Work required: Count the lines below containing "section"; state the number only.

- Opening Delimiter -

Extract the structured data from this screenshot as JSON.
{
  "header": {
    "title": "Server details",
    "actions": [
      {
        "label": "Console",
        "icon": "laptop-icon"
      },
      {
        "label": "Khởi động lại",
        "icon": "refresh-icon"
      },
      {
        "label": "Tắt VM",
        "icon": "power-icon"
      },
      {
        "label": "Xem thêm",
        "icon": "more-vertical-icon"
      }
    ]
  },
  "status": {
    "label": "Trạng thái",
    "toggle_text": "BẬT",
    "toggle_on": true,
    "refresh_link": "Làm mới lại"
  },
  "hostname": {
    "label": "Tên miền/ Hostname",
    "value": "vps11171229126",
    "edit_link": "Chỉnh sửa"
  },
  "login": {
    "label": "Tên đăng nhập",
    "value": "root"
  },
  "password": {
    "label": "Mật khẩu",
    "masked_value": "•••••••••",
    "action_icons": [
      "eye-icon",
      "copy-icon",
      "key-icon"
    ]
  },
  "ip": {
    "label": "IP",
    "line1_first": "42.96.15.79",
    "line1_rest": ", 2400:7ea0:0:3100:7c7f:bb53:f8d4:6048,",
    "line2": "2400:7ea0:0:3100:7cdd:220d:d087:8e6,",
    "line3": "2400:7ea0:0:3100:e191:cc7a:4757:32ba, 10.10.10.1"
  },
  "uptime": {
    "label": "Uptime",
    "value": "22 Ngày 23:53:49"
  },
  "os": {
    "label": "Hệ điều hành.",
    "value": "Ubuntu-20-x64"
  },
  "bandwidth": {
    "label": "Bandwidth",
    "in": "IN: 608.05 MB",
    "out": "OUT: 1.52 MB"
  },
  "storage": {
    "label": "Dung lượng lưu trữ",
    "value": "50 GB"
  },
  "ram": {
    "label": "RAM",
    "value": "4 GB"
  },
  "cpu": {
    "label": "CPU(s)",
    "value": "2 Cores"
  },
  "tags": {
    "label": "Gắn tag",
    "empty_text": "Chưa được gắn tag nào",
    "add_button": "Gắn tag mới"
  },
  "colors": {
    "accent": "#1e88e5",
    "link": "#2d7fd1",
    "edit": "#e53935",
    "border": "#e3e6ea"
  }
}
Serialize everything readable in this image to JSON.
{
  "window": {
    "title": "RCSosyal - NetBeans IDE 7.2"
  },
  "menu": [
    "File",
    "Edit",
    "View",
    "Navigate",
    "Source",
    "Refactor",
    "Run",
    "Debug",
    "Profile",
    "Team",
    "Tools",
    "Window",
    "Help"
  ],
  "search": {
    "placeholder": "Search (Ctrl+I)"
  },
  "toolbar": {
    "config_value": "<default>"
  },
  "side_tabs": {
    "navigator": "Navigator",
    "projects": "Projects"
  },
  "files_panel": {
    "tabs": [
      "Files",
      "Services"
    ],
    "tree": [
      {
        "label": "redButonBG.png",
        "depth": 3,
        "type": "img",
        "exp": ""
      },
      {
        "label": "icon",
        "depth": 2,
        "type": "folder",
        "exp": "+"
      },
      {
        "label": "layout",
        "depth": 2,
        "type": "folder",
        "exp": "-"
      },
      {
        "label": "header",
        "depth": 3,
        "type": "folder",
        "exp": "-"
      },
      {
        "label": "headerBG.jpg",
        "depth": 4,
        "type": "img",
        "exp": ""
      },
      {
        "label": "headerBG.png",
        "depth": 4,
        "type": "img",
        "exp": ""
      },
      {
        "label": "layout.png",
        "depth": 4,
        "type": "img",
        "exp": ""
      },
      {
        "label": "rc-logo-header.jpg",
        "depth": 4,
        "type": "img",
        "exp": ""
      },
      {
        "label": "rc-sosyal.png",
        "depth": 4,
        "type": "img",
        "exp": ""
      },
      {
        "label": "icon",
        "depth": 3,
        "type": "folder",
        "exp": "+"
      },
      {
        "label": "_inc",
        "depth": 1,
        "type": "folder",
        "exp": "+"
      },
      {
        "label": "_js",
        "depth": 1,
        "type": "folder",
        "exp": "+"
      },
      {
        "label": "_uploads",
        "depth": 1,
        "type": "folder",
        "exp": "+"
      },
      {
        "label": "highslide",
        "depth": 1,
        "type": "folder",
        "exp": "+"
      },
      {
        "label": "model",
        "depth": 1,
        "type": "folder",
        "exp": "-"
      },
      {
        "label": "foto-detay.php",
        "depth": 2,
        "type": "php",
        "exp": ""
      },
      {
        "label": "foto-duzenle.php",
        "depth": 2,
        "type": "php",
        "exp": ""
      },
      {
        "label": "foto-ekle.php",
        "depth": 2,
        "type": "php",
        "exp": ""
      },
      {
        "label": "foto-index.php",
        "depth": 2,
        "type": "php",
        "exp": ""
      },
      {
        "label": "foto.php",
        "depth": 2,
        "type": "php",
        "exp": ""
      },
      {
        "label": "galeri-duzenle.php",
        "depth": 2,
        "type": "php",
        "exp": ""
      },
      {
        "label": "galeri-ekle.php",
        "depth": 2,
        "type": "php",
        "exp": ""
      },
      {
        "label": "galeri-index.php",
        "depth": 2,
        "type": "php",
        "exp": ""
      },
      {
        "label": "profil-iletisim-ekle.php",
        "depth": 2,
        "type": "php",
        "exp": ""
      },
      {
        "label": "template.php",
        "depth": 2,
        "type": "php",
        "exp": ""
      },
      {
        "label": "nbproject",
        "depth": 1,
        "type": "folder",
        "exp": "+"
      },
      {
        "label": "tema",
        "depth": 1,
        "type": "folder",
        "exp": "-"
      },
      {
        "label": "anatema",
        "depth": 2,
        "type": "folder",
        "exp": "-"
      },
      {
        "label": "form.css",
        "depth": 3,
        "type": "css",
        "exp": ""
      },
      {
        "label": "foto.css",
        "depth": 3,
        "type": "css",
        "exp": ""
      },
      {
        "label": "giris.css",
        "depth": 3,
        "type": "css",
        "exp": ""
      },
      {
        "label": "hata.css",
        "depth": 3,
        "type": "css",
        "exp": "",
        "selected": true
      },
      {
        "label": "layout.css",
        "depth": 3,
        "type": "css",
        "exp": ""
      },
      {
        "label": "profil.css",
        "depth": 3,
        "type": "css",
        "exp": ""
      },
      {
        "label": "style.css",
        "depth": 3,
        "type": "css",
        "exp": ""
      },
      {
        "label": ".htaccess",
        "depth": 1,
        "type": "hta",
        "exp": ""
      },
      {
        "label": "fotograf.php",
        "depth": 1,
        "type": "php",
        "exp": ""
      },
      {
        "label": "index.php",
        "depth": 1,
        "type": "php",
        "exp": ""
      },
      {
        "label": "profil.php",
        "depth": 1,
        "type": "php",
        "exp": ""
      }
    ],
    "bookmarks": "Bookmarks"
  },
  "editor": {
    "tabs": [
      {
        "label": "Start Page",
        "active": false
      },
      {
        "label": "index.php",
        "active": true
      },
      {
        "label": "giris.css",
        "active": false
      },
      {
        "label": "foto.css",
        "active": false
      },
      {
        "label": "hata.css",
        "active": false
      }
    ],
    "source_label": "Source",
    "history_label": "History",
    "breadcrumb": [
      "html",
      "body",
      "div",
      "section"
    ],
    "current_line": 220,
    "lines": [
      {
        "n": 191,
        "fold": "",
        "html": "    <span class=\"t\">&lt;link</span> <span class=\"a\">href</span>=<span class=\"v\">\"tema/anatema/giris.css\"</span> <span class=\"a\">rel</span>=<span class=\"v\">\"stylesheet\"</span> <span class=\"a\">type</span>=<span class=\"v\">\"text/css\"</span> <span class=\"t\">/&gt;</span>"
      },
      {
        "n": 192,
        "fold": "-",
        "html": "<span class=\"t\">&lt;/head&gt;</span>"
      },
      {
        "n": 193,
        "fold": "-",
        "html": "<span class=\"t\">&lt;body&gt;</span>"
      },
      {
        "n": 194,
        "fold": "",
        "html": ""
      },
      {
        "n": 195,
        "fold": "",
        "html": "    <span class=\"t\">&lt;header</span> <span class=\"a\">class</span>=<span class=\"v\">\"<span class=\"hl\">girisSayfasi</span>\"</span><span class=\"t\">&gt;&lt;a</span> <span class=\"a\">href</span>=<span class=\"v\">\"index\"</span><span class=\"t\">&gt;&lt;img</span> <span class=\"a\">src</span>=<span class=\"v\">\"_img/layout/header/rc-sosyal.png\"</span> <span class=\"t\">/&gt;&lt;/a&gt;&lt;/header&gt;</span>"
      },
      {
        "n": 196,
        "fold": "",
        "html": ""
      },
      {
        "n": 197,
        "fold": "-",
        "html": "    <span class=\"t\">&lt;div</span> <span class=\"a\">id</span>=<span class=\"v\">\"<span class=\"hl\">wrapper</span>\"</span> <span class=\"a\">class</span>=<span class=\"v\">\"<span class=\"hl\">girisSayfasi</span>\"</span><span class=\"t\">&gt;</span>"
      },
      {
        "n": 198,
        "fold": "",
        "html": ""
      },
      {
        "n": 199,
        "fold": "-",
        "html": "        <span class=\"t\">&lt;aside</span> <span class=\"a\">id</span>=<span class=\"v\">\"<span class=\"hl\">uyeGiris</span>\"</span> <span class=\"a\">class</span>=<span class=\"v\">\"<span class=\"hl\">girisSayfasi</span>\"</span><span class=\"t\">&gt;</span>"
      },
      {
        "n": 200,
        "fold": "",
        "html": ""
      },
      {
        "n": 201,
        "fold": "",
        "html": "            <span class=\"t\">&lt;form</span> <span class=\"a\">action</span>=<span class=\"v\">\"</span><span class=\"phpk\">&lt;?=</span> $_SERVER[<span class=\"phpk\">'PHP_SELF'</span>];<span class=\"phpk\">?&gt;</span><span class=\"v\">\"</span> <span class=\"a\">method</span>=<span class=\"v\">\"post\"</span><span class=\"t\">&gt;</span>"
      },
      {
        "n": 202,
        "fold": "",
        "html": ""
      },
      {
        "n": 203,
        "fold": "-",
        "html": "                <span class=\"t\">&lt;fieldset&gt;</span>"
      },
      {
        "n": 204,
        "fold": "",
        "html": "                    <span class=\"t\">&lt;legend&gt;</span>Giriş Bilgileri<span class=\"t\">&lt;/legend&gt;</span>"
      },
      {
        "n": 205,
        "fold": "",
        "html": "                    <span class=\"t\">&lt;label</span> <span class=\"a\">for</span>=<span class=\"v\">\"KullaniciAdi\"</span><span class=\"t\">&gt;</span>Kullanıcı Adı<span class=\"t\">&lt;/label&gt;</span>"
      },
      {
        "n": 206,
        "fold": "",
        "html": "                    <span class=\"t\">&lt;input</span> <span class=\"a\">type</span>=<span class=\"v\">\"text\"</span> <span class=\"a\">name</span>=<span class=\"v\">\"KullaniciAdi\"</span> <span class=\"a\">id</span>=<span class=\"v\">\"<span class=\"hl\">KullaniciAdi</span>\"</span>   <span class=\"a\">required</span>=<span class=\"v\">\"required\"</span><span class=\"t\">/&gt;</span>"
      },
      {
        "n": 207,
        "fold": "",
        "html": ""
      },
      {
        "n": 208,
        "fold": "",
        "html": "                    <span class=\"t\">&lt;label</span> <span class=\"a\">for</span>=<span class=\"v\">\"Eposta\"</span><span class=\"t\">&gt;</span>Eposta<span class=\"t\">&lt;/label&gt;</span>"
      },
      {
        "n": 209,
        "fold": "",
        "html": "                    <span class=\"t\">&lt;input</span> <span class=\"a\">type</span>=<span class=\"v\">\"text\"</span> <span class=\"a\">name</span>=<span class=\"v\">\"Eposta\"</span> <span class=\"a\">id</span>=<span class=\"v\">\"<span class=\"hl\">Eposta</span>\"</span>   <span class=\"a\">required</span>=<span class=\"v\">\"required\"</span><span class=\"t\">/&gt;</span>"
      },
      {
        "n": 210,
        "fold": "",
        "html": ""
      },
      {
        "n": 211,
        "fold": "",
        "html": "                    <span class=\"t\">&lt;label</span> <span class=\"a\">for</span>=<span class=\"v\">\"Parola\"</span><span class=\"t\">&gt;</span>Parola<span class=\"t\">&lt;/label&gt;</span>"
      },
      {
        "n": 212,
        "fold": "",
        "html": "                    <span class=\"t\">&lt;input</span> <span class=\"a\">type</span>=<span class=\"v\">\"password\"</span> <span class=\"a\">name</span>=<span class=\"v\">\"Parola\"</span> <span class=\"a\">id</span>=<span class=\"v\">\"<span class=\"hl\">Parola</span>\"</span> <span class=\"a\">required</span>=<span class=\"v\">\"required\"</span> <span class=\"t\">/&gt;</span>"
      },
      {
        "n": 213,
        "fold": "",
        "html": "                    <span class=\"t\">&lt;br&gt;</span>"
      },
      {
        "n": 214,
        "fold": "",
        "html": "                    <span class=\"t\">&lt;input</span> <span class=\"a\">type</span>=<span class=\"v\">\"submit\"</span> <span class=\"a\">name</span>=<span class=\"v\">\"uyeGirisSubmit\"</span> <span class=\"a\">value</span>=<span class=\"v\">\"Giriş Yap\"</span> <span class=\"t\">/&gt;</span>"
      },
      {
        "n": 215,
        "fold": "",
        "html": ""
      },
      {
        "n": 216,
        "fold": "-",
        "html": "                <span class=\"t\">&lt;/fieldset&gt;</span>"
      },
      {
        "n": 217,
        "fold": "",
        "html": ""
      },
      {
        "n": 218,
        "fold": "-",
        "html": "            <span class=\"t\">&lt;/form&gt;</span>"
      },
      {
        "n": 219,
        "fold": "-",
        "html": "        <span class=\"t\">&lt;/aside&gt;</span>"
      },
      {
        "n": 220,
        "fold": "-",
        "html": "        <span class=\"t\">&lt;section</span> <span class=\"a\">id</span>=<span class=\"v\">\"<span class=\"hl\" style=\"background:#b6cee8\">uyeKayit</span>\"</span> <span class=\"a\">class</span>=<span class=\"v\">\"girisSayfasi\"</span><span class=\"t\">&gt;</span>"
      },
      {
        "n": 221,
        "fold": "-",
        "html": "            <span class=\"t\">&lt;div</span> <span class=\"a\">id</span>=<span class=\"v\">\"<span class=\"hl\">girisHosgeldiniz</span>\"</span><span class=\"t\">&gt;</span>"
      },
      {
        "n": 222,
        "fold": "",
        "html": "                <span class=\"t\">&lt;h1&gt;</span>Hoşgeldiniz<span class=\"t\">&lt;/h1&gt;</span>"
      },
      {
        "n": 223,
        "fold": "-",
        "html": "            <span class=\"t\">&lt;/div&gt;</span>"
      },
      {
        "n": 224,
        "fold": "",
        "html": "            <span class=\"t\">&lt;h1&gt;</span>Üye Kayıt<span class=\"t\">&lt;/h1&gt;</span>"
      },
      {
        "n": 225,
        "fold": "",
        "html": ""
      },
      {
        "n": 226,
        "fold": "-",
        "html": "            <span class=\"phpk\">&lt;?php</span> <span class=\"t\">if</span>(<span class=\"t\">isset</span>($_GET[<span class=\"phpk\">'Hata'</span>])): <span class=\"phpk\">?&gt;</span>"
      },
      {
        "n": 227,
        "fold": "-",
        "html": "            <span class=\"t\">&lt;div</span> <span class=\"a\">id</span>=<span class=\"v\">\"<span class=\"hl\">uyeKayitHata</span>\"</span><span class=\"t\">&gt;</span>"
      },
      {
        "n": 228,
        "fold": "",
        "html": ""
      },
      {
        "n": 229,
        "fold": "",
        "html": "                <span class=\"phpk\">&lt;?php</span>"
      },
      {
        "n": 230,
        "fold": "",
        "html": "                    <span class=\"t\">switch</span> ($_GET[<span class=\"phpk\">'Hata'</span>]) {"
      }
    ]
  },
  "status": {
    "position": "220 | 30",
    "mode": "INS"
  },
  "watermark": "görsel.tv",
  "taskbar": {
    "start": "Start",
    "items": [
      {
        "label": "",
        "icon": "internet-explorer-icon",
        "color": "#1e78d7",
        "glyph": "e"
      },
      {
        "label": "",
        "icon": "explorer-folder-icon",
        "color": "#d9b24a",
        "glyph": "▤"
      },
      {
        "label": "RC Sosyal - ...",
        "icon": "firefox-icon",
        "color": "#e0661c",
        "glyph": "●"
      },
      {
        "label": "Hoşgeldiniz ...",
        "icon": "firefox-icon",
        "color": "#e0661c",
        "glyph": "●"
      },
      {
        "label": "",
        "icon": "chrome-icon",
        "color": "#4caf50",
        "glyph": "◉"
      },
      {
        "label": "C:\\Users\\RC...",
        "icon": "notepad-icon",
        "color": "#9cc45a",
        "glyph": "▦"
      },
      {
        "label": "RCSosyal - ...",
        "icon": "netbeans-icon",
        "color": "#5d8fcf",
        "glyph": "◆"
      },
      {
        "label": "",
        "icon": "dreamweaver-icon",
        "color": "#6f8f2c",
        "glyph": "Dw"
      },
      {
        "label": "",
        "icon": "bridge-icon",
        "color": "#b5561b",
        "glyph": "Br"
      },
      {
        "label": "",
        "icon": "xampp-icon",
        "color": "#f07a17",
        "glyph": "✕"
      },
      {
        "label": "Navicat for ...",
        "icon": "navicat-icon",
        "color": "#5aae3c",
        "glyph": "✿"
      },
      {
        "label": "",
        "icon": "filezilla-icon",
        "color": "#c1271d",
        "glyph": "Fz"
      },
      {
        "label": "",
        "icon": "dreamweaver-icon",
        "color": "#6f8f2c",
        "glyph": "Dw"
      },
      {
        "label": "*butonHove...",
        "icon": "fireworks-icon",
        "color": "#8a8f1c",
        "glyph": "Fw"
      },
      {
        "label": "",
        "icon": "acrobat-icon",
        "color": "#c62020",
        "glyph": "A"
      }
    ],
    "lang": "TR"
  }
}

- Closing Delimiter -

Solution for this problem: 2